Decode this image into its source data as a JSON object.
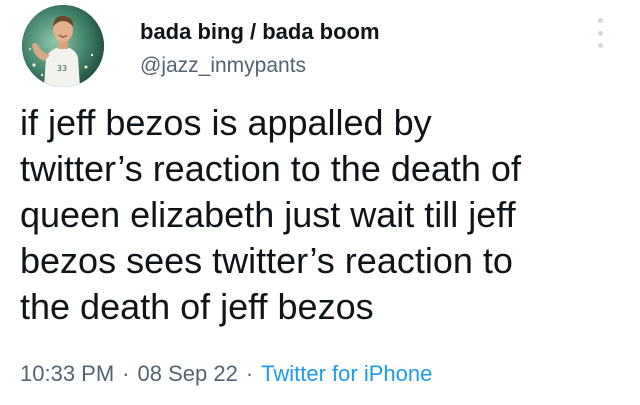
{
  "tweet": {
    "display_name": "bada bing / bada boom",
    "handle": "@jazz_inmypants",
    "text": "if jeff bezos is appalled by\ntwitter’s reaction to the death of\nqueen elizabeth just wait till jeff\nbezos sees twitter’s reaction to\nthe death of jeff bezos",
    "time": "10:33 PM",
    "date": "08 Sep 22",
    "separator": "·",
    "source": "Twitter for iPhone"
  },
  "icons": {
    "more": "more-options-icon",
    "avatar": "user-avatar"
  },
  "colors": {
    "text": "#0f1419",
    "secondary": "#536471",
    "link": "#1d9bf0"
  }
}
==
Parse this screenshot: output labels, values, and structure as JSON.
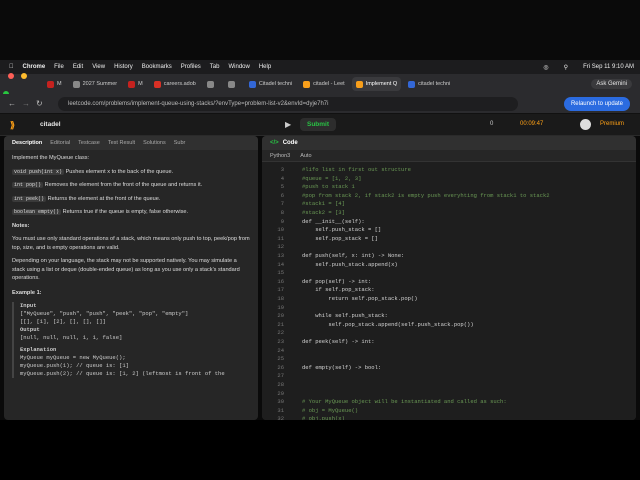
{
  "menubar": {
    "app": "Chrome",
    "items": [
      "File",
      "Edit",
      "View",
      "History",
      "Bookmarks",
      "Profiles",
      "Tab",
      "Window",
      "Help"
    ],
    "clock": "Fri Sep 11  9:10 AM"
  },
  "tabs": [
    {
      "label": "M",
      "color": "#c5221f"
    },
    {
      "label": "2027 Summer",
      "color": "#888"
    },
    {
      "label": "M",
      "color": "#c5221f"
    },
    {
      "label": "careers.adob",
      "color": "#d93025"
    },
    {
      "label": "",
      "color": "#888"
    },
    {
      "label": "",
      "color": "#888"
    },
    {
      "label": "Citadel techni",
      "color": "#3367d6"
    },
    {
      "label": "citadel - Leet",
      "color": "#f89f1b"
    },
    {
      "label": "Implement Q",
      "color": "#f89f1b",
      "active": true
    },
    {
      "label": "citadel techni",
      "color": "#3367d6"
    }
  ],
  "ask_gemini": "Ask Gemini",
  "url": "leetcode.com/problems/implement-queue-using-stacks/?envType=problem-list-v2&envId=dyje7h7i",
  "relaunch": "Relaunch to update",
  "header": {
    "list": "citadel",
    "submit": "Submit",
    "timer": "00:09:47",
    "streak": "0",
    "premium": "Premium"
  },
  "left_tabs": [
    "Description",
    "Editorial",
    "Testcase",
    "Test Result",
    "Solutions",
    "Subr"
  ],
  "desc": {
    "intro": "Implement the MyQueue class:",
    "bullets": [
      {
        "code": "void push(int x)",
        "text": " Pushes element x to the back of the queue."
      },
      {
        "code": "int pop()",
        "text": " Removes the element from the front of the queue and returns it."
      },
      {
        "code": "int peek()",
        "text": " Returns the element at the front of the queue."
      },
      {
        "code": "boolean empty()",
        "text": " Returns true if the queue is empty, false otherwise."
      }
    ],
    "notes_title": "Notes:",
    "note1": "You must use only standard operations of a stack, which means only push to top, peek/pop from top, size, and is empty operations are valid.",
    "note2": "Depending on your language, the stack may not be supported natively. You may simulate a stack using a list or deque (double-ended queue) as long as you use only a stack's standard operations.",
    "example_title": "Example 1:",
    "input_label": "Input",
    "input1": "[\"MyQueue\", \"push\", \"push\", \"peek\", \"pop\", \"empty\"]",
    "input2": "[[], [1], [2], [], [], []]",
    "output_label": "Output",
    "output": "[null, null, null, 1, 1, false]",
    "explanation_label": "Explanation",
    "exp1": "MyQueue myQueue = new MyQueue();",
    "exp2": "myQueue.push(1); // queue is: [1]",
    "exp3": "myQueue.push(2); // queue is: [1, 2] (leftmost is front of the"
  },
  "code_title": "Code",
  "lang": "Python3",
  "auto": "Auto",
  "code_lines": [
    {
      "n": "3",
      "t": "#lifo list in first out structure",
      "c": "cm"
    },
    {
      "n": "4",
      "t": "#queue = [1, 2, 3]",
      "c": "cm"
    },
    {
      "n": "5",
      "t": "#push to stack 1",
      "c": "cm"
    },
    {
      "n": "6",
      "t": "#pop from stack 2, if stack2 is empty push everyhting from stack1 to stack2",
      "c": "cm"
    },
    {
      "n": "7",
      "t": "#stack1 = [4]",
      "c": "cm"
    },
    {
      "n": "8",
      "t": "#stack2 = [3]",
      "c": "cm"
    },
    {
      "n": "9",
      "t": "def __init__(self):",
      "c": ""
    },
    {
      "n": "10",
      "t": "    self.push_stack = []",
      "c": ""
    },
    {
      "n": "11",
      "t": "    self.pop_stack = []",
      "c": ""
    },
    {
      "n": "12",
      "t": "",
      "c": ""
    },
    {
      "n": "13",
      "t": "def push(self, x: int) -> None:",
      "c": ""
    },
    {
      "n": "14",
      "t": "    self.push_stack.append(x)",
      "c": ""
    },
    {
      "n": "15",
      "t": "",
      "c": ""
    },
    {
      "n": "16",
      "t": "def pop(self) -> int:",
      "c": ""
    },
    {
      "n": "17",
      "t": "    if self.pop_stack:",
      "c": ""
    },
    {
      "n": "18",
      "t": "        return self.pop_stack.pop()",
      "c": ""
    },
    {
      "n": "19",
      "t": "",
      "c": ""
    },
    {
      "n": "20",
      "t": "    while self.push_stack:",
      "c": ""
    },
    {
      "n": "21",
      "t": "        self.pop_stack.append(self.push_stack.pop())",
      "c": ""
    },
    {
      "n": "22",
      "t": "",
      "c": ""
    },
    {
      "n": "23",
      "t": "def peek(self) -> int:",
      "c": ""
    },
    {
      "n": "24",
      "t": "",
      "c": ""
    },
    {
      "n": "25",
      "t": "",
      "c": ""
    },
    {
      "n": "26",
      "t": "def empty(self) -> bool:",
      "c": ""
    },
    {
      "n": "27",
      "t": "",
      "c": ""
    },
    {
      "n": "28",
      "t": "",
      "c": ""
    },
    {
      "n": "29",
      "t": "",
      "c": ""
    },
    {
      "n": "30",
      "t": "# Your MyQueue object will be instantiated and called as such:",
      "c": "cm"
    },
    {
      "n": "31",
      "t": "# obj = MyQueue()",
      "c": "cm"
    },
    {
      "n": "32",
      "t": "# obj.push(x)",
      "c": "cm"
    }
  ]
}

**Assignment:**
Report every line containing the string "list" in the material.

**Answer for the task:**
  "url": "leetcode.com/problems/implement-queue-using-stacks/?envType=problem-list-v2&envId=dyje7h7i",
    "list": "citadel",
    "note2": "Depending on your language, the stack may not be supported natively. You may simulate a stack using a list or deque (double-ended queue) as long as you use only a stack's standard operations.",
      "t": "#lifo list in first out structure",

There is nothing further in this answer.